  10. ^ "History – Ville de Clermont-Ferrand" (in French). Clermont-ferrand.fr. Archived from the original on 23 July 2012. Retrieved 12 March 2013.
  11. ^ Encyclopaedia Judaica. Cengage Learning. as quoted by Palomino, Michael. "Encyclopaedia Judaica: Jews in France 01: Roman times and Carolingians". History in Chronology. geschichteinchronologie.ch.
  12. ^ "Climatological Information for Clermont-Ferrand, France". Meteo France. 7 August 2019. Archived from the original on 30 June 2016. Retrieved 4 August 2014.
  13. ^ "CLERMONT–FD (63)" (PDF). Fiche Climatologique: Statistiques 1991–2020 et records (in French). Meteo France. Retrieved 7 August 2019.
  14. ^ "Normes et records 1961–1990: Clermont-Ferrand – Aulnat (63) – altitude 339m" (in French). Infoclimat. Archived from the original on 2 April 2016. Retrieved 7 August 2019.
  15. ^ Des villages de Cassini aux communes d'aujourd'hui: Commune data sheet Clermont-Ferrand, EHESS (in French).
  16. ^ Population en historique depuis 1968, INSEE
  17. ^ James Monaco. The New Wave. New York: Oxford University Press. 1976. p. 303.
  18. ^ "Tour de France 2023: routes reach for the sky with limited sprint chances". the Guardian. 27 October 2022. Retrieved 2 November 2022.
  19. ^ "Chamfort, Sebastien Roch Nicolas" . Encyclopædia Britannica. Vol. 5 (11th ed.). 1911. pp. 824–825.
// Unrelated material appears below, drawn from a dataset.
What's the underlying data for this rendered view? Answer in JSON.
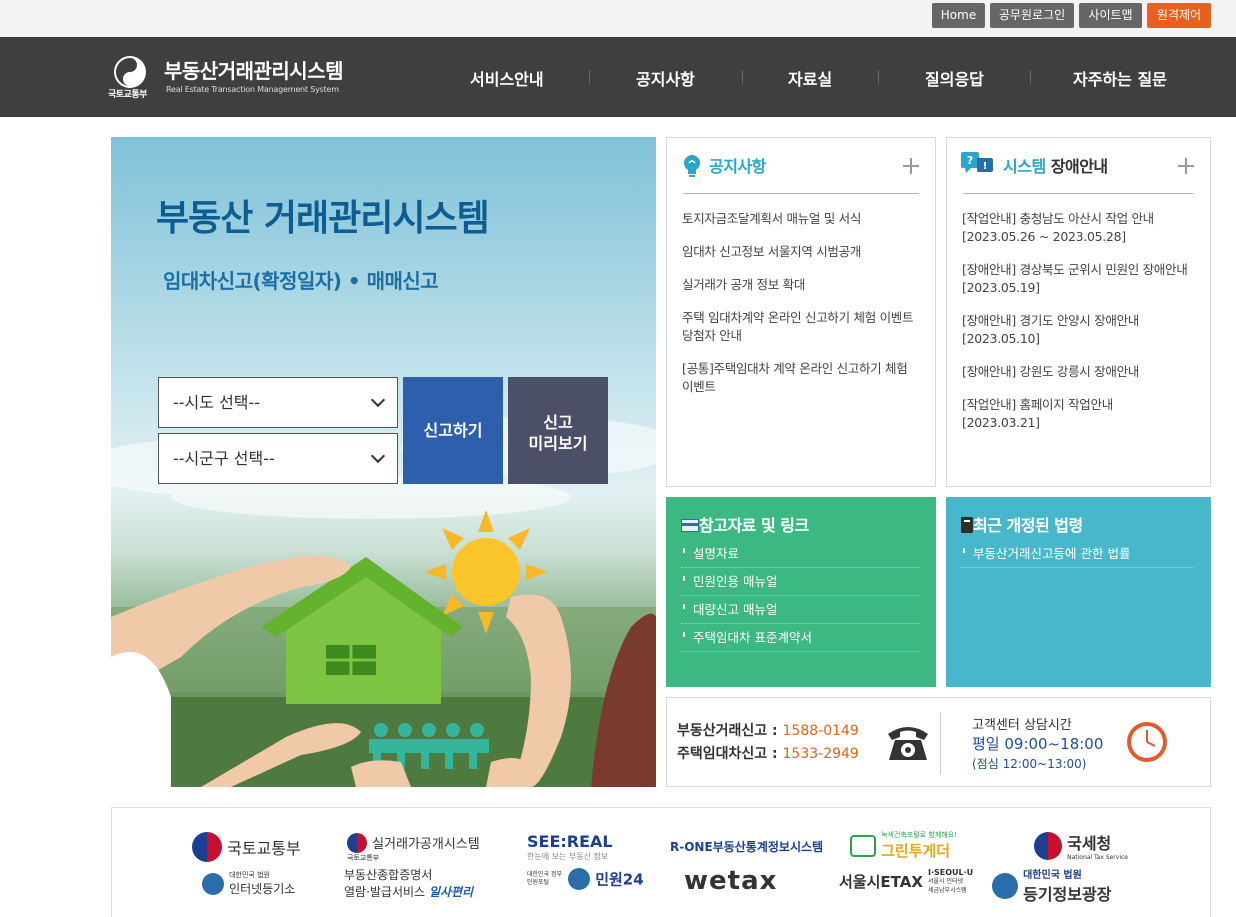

  20. ^ "Delille, Jacques" . Encyclopædia Britannica. Vol. 7 (11th ed.). 1911. pp. 962–963.
  21. ^ Pfister, Christian (1911). "Gregory, St, of Tours" . Encyclopædia Britannica. Vol. 12 (11th ed.). pp. 564–565.
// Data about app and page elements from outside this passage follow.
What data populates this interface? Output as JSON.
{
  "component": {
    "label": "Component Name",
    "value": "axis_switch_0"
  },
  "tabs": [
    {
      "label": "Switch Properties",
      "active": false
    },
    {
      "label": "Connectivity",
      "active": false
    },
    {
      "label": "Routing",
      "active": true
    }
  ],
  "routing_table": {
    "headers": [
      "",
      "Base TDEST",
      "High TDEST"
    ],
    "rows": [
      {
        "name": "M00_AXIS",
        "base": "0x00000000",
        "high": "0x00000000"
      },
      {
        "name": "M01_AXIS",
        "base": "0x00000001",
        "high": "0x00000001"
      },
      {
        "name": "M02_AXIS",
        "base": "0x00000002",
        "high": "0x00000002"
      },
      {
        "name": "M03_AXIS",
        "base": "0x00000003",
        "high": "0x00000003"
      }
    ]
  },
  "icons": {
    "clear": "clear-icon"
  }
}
  22. ^ "Morel-Ladeuil, Léonard" . Encyclopædia Britannica. Vol. 18 (11th ed.). 1911. p. 829.
  23. ^ Saintsbury, George; Chrystal, George (1911). "Pascal, Blaise" . Encyclopædia Britannica. Vol. 20 (11th ed.). pp. 878–881.
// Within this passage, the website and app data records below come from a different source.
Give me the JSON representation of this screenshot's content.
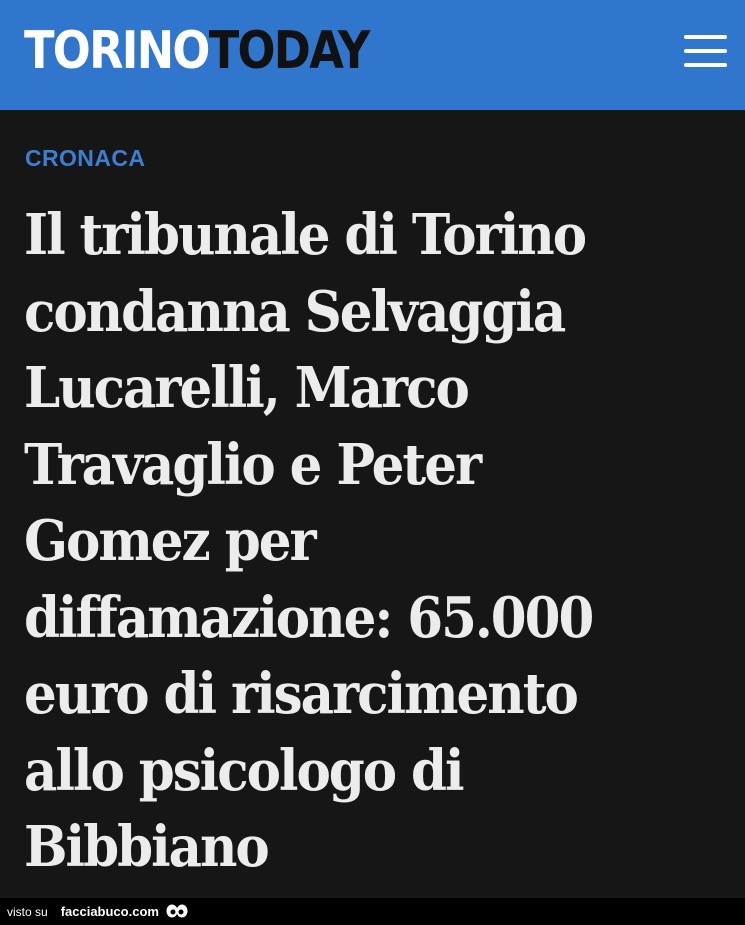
{
  "header": {
    "logo_part1": "TORINO",
    "logo_part2": "TODAY",
    "menu_icon": "hamburger-menu-icon",
    "background_color": "#2f76cc"
  },
  "article": {
    "category": "CRONACA",
    "headline_lines": [
      "Il tribunale di Torino",
      "condanna Selvaggia",
      "Lucarelli, Marco",
      "Travaglio e Peter",
      "Gomez per",
      "diffamazione: 65.000",
      "euro di risarcimento",
      "allo psicologo di",
      "Bibbiano"
    ]
  },
  "footer": {
    "visto_label": "visto su",
    "site_label": "facciabuco.com",
    "eyes_icon": "eyes-icon"
  }
}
  24. ^ "Pascal, Jacqueline" . Encyclopædia Britannica. Vol. 20 (11th ed.). 1911. p. 881.
  25. ^ "Étienne Pascal - Biography". Maths History. Retrieved 29 April 2023.
  26. ^ "Montlosier, François Dominique de Reynaud, Comte de" . Encyclopædia Britannica. Vol. 18 (11th ed.). 1911. p. 786.
  27. ^ Yves Dreyfus - Auteur - Ressources de la Bibliothèque nationale de France
  28. ^ "Apollinaris Sidonius, Caius Sollius" . Encyclopædia Britannica. Vol. 2 (11th ed.). 1911. p. 183.
  29. ^ "Bourget, Paul Charles Joseph" . Encyclopædia Britannica. Vol. 4 (11th ed.). 1911. pp. 331–332.
  30. ^ "Atlas Régional" (PDF) (in French). le ministère de l’Éducation nationale, de l’Enseignement supérieur et de la Recherche. April 2014. p. 51. Archived from the original (PDF) on 27 April 2014. Retrieved 19 June 2015.
  31. ^ Fresco, Adam; Yeoman, Fran; Leroux, Marcus (4 July 2008). "Police baffled by horrific end of Laurent Bonomo and Gabriel Ferez". The Times. UK. Retrieved 5 May 2009.
  32. ^ "Jumelages". international.clermont-ferrand.fr (in French). Clermont-Ferrand. Archived from the original on 12 November 2019. Retrieved 12 November 2019.


  • Sweets, John F. (1986). Choices in Vichy France: The French under Nazi Occupation. New York.{{cite book}}: CS1 maint: location missing publisher (link)

External links[edit]